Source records
**********

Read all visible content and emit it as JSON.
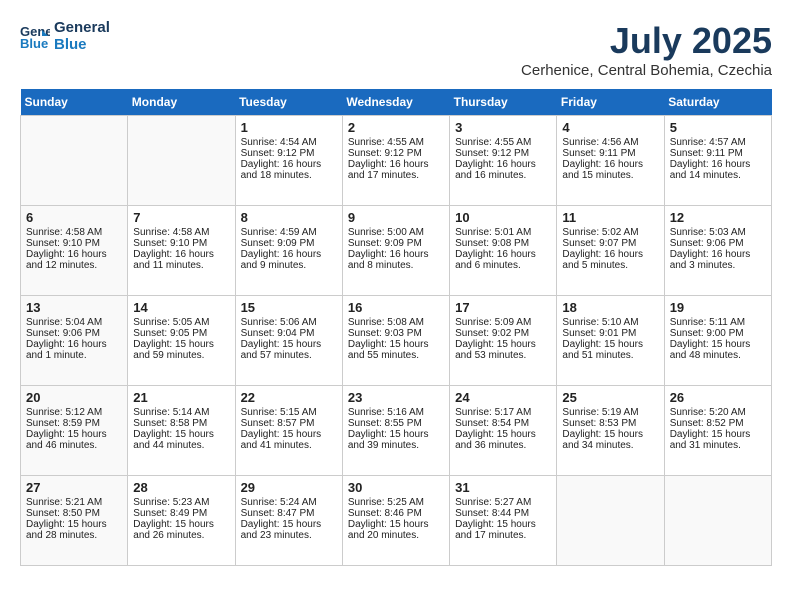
{
  "header": {
    "logo_line1": "General",
    "logo_line2": "Blue",
    "month": "July 2025",
    "location": "Cerhenice, Central Bohemia, Czechia"
  },
  "weekdays": [
    "Sunday",
    "Monday",
    "Tuesday",
    "Wednesday",
    "Thursday",
    "Friday",
    "Saturday"
  ],
  "weeks": [
    [
      {
        "day": "",
        "info": ""
      },
      {
        "day": "",
        "info": ""
      },
      {
        "day": "1",
        "info": "Sunrise: 4:54 AM\nSunset: 9:12 PM\nDaylight: 16 hours and 18 minutes."
      },
      {
        "day": "2",
        "info": "Sunrise: 4:55 AM\nSunset: 9:12 PM\nDaylight: 16 hours and 17 minutes."
      },
      {
        "day": "3",
        "info": "Sunrise: 4:55 AM\nSunset: 9:12 PM\nDaylight: 16 hours and 16 minutes."
      },
      {
        "day": "4",
        "info": "Sunrise: 4:56 AM\nSunset: 9:11 PM\nDaylight: 16 hours and 15 minutes."
      },
      {
        "day": "5",
        "info": "Sunrise: 4:57 AM\nSunset: 9:11 PM\nDaylight: 16 hours and 14 minutes."
      }
    ],
    [
      {
        "day": "6",
        "info": "Sunrise: 4:58 AM\nSunset: 9:10 PM\nDaylight: 16 hours and 12 minutes."
      },
      {
        "day": "7",
        "info": "Sunrise: 4:58 AM\nSunset: 9:10 PM\nDaylight: 16 hours and 11 minutes."
      },
      {
        "day": "8",
        "info": "Sunrise: 4:59 AM\nSunset: 9:09 PM\nDaylight: 16 hours and 9 minutes."
      },
      {
        "day": "9",
        "info": "Sunrise: 5:00 AM\nSunset: 9:09 PM\nDaylight: 16 hours and 8 minutes."
      },
      {
        "day": "10",
        "info": "Sunrise: 5:01 AM\nSunset: 9:08 PM\nDaylight: 16 hours and 6 minutes."
      },
      {
        "day": "11",
        "info": "Sunrise: 5:02 AM\nSunset: 9:07 PM\nDaylight: 16 hours and 5 minutes."
      },
      {
        "day": "12",
        "info": "Sunrise: 5:03 AM\nSunset: 9:06 PM\nDaylight: 16 hours and 3 minutes."
      }
    ],
    [
      {
        "day": "13",
        "info": "Sunrise: 5:04 AM\nSunset: 9:06 PM\nDaylight: 16 hours and 1 minute."
      },
      {
        "day": "14",
        "info": "Sunrise: 5:05 AM\nSunset: 9:05 PM\nDaylight: 15 hours and 59 minutes."
      },
      {
        "day": "15",
        "info": "Sunrise: 5:06 AM\nSunset: 9:04 PM\nDaylight: 15 hours and 57 minutes."
      },
      {
        "day": "16",
        "info": "Sunrise: 5:08 AM\nSunset: 9:03 PM\nDaylight: 15 hours and 55 minutes."
      },
      {
        "day": "17",
        "info": "Sunrise: 5:09 AM\nSunset: 9:02 PM\nDaylight: 15 hours and 53 minutes."
      },
      {
        "day": "18",
        "info": "Sunrise: 5:10 AM\nSunset: 9:01 PM\nDaylight: 15 hours and 51 minutes."
      },
      {
        "day": "19",
        "info": "Sunrise: 5:11 AM\nSunset: 9:00 PM\nDaylight: 15 hours and 48 minutes."
      }
    ],
    [
      {
        "day": "20",
        "info": "Sunrise: 5:12 AM\nSunset: 8:59 PM\nDaylight: 15 hours and 46 minutes."
      },
      {
        "day": "21",
        "info": "Sunrise: 5:14 AM\nSunset: 8:58 PM\nDaylight: 15 hours and 44 minutes."
      },
      {
        "day": "22",
        "info": "Sunrise: 5:15 AM\nSunset: 8:57 PM\nDaylight: 15 hours and 41 minutes."
      },
      {
        "day": "23",
        "info": "Sunrise: 5:16 AM\nSunset: 8:55 PM\nDaylight: 15 hours and 39 minutes."
      },
      {
        "day": "24",
        "info": "Sunrise: 5:17 AM\nSunset: 8:54 PM\nDaylight: 15 hours and 36 minutes."
      },
      {
        "day": "25",
        "info": "Sunrise: 5:19 AM\nSunset: 8:53 PM\nDaylight: 15 hours and 34 minutes."
      },
      {
        "day": "26",
        "info": "Sunrise: 5:20 AM\nSunset: 8:52 PM\nDaylight: 15 hours and 31 minutes."
      }
    ],
    [
      {
        "day": "27",
        "info": "Sunrise: 5:21 AM\nSunset: 8:50 PM\nDaylight: 15 hours and 28 minutes."
      },
      {
        "day": "28",
        "info": "Sunrise: 5:23 AM\nSunset: 8:49 PM\nDaylight: 15 hours and 26 minutes."
      },
      {
        "day": "29",
        "info": "Sunrise: 5:24 AM\nSunset: 8:47 PM\nDaylight: 15 hours and 23 minutes."
      },
      {
        "day": "30",
        "info": "Sunrise: 5:25 AM\nSunset: 8:46 PM\nDaylight: 15 hours and 20 minutes."
      },
      {
        "day": "31",
        "info": "Sunrise: 5:27 AM\nSunset: 8:44 PM\nDaylight: 15 hours and 17 minutes."
      },
      {
        "day": "",
        "info": ""
      },
      {
        "day": "",
        "info": ""
      }
    ]
  ]
}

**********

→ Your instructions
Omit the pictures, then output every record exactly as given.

→ Your solution
Read all visible content and emit it as JSON.
{
  "header": {
    "logo_line1": "General",
    "logo_line2": "Blue",
    "month": "July 2025",
    "location": "Cerhenice, Central Bohemia, Czechia"
  },
  "weekdays": [
    "Sunday",
    "Monday",
    "Tuesday",
    "Wednesday",
    "Thursday",
    "Friday",
    "Saturday"
  ],
  "weeks": [
    [
      {
        "day": "",
        "info": ""
      },
      {
        "day": "",
        "info": ""
      },
      {
        "day": "1",
        "info": "Sunrise: 4:54 AM\nSunset: 9:12 PM\nDaylight: 16 hours and 18 minutes."
      },
      {
        "day": "2",
        "info": "Sunrise: 4:55 AM\nSunset: 9:12 PM\nDaylight: 16 hours and 17 minutes."
      },
      {
        "day": "3",
        "info": "Sunrise: 4:55 AM\nSunset: 9:12 PM\nDaylight: 16 hours and 16 minutes."
      },
      {
        "day": "4",
        "info": "Sunrise: 4:56 AM\nSunset: 9:11 PM\nDaylight: 16 hours and 15 minutes."
      },
      {
        "day": "5",
        "info": "Sunrise: 4:57 AM\nSunset: 9:11 PM\nDaylight: 16 hours and 14 minutes."
      }
    ],
    [
      {
        "day": "6",
        "info": "Sunrise: 4:58 AM\nSunset: 9:10 PM\nDaylight: 16 hours and 12 minutes."
      },
      {
        "day": "7",
        "info": "Sunrise: 4:58 AM\nSunset: 9:10 PM\nDaylight: 16 hours and 11 minutes."
      },
      {
        "day": "8",
        "info": "Sunrise: 4:59 AM\nSunset: 9:09 PM\nDaylight: 16 hours and 9 minutes."
      },
      {
        "day": "9",
        "info": "Sunrise: 5:00 AM\nSunset: 9:09 PM\nDaylight: 16 hours and 8 minutes."
      },
      {
        "day": "10",
        "info": "Sunrise: 5:01 AM\nSunset: 9:08 PM\nDaylight: 16 hours and 6 minutes."
      },
      {
        "day": "11",
        "info": "Sunrise: 5:02 AM\nSunset: 9:07 PM\nDaylight: 16 hours and 5 minutes."
      },
      {
        "day": "12",
        "info": "Sunrise: 5:03 AM\nSunset: 9:06 PM\nDaylight: 16 hours and 3 minutes."
      }
    ],
    [
      {
        "day": "13",
        "info": "Sunrise: 5:04 AM\nSunset: 9:06 PM\nDaylight: 16 hours and 1 minute."
      },
      {
        "day": "14",
        "info": "Sunrise: 5:05 AM\nSunset: 9:05 PM\nDaylight: 15 hours and 59 minutes."
      },
      {
        "day": "15",
        "info": "Sunrise: 5:06 AM\nSunset: 9:04 PM\nDaylight: 15 hours and 57 minutes."
      },
      {
        "day": "16",
        "info": "Sunrise: 5:08 AM\nSunset: 9:03 PM\nDaylight: 15 hours and 55 minutes."
      },
      {
        "day": "17",
        "info": "Sunrise: 5:09 AM\nSunset: 9:02 PM\nDaylight: 15 hours and 53 minutes."
      },
      {
        "day": "18",
        "info": "Sunrise: 5:10 AM\nSunset: 9:01 PM\nDaylight: 15 hours and 51 minutes."
      },
      {
        "day": "19",
        "info": "Sunrise: 5:11 AM\nSunset: 9:00 PM\nDaylight: 15 hours and 48 minutes."
      }
    ],
    [
      {
        "day": "20",
        "info": "Sunrise: 5:12 AM\nSunset: 8:59 PM\nDaylight: 15 hours and 46 minutes."
      },
      {
        "day": "21",
        "info": "Sunrise: 5:14 AM\nSunset: 8:58 PM\nDaylight: 15 hours and 44 minutes."
      },
      {
        "day": "22",
        "info": "Sunrise: 5:15 AM\nSunset: 8:57 PM\nDaylight: 15 hours and 41 minutes."
      },
      {
        "day": "23",
        "info": "Sunrise: 5:16 AM\nSunset: 8:55 PM\nDaylight: 15 hours and 39 minutes."
      },
      {
        "day": "24",
        "info": "Sunrise: 5:17 AM\nSunset: 8:54 PM\nDaylight: 15 hours and 36 minutes."
      },
      {
        "day": "25",
        "info": "Sunrise: 5:19 AM\nSunset: 8:53 PM\nDaylight: 15 hours and 34 minutes."
      },
      {
        "day": "26",
        "info": "Sunrise: 5:20 AM\nSunset: 8:52 PM\nDaylight: 15 hours and 31 minutes."
      }
    ],
    [
      {
        "day": "27",
        "info": "Sunrise: 5:21 AM\nSunset: 8:50 PM\nDaylight: 15 hours and 28 minutes."
      },
      {
        "day": "28",
        "info": "Sunrise: 5:23 AM\nSunset: 8:49 PM\nDaylight: 15 hours and 26 minutes."
      },
      {
        "day": "29",
        "info": "Sunrise: 5:24 AM\nSunset: 8:47 PM\nDaylight: 15 hours and 23 minutes."
      },
      {
        "day": "30",
        "info": "Sunrise: 5:25 AM\nSunset: 8:46 PM\nDaylight: 15 hours and 20 minutes."
      },
      {
        "day": "31",
        "info": "Sunrise: 5:27 AM\nSunset: 8:44 PM\nDaylight: 15 hours and 17 minutes."
      },
      {
        "day": "",
        "info": ""
      },
      {
        "day": "",
        "info": ""
      }
    ]
  ]
}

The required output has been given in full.